(Beginning of Data to examine)

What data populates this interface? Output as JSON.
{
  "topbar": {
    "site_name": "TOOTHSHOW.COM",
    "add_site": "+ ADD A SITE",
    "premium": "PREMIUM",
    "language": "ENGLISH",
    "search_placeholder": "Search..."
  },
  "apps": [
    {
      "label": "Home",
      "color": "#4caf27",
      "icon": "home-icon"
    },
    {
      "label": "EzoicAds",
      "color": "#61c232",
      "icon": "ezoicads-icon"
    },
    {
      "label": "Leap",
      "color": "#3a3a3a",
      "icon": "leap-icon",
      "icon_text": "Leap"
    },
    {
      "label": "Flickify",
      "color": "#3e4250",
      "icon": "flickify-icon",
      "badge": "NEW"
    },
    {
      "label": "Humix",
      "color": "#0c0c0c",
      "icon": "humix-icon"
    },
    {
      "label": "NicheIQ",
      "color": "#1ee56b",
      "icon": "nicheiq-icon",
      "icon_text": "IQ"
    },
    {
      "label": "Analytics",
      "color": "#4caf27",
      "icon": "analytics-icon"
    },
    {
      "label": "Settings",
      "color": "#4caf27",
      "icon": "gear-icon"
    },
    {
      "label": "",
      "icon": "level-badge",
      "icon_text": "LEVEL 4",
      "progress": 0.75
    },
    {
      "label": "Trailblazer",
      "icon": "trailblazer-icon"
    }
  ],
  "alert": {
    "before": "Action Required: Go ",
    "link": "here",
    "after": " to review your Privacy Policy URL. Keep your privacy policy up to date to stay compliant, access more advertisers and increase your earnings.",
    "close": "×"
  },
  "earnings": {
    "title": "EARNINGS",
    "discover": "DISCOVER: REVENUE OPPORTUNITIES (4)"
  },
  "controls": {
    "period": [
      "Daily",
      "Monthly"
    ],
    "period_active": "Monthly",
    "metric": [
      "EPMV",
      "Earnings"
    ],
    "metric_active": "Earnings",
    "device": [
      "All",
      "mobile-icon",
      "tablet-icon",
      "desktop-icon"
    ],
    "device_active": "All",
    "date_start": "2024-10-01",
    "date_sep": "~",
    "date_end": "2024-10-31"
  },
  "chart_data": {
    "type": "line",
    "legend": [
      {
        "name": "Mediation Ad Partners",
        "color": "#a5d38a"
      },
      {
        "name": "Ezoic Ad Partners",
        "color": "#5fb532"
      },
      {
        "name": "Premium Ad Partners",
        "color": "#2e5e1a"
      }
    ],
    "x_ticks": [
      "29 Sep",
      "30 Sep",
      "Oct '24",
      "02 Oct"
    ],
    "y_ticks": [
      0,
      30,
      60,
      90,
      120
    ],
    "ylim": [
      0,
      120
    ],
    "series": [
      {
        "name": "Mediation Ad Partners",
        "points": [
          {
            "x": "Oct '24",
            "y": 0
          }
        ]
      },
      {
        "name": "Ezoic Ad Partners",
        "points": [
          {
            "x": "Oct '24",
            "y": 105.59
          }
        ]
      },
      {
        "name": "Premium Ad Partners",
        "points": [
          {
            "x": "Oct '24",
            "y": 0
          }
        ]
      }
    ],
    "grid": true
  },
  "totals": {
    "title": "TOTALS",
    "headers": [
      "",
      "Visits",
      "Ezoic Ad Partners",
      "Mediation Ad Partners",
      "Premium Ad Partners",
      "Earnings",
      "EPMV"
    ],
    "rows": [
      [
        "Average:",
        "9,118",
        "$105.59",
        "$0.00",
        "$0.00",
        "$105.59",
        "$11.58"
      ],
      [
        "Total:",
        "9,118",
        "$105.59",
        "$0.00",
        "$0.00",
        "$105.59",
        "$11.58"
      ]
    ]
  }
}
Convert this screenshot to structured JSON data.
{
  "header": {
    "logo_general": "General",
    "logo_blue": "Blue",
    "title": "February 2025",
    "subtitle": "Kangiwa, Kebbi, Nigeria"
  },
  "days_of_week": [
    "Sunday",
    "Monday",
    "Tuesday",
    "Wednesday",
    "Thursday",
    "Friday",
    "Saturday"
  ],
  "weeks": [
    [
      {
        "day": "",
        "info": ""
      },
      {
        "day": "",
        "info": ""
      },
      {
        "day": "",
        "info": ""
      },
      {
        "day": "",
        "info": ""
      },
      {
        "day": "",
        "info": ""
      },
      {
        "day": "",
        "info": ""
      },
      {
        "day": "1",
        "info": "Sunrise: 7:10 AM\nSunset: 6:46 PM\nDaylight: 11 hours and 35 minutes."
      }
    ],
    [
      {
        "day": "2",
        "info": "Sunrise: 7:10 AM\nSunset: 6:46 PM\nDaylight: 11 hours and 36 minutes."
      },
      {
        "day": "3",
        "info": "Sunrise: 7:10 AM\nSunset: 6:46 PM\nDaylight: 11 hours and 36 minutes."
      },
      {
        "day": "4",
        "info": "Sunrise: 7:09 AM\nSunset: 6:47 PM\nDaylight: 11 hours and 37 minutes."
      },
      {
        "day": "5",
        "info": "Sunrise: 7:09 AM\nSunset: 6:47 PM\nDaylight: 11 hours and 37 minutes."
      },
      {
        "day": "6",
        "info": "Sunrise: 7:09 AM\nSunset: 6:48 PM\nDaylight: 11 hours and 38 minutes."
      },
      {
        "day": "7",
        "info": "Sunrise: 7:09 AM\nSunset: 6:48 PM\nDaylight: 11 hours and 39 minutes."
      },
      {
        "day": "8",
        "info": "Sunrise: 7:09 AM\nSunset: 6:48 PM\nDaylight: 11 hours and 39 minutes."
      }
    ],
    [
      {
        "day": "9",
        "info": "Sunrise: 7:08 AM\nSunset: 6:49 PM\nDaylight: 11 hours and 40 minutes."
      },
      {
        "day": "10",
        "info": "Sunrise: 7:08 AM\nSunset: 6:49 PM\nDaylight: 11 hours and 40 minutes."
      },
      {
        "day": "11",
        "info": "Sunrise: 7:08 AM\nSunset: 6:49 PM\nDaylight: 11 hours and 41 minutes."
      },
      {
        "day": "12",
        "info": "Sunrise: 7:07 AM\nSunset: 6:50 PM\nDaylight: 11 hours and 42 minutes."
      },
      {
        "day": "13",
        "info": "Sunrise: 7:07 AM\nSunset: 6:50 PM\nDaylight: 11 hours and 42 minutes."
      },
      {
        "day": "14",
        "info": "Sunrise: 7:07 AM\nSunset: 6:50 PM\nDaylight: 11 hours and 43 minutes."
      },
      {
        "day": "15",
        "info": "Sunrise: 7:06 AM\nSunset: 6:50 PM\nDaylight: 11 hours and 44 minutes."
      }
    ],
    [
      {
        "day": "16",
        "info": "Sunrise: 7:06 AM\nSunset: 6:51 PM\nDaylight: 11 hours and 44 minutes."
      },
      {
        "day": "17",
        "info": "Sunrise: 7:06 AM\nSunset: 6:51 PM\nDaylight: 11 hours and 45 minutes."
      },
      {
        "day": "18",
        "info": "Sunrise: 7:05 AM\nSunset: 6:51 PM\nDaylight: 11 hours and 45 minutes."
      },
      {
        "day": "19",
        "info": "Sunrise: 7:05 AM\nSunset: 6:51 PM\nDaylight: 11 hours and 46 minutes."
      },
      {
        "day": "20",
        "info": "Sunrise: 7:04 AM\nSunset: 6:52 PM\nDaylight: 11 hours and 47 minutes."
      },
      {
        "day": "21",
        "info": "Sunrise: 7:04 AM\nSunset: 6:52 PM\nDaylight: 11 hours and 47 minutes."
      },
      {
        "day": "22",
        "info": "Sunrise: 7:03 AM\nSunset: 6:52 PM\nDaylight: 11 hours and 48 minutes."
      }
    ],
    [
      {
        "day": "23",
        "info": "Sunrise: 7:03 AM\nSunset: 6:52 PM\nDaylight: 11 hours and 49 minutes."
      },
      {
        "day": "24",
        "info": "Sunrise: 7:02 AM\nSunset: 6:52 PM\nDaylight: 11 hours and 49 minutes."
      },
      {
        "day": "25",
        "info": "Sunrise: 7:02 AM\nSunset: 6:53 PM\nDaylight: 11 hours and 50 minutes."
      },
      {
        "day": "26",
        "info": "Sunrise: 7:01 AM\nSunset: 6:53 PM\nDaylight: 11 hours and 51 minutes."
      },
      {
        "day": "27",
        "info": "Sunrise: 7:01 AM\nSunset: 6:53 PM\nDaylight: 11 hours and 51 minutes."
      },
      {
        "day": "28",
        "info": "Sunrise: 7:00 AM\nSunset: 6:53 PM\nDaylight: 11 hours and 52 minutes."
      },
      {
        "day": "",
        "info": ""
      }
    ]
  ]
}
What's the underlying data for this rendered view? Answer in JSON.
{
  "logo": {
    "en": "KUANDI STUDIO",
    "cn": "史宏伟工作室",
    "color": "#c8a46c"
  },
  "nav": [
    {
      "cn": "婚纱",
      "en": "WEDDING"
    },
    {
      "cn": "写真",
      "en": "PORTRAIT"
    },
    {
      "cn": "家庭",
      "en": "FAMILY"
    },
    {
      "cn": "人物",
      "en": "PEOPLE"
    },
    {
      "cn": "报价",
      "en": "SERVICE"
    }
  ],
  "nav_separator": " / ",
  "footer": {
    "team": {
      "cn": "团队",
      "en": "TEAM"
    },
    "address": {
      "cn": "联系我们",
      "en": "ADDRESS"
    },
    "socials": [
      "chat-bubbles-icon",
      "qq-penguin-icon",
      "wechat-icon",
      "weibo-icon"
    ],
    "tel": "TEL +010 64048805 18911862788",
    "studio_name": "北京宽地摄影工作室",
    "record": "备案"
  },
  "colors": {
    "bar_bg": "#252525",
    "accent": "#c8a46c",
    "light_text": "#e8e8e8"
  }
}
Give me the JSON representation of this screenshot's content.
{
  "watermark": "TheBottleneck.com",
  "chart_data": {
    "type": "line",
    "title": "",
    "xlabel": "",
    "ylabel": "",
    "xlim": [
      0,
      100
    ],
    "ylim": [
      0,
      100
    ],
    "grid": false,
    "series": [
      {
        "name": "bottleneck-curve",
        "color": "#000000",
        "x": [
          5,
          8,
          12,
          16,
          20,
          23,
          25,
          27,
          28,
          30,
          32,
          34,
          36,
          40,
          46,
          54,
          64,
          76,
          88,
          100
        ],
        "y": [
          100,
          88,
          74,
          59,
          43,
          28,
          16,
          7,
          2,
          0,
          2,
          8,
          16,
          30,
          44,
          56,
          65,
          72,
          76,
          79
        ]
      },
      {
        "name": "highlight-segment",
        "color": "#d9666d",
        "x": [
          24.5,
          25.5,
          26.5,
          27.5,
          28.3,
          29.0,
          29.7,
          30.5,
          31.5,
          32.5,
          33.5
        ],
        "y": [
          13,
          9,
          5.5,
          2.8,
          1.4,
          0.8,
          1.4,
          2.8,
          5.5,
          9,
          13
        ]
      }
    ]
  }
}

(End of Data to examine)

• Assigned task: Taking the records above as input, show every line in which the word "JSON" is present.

• Response to this exercise:
What data populates this interface? Output as JSON.
Convert this screenshot to structured JSON data.
What's the underlying data for this rendered view? Answer in JSON.
Give me the JSON representation of this screenshot's content.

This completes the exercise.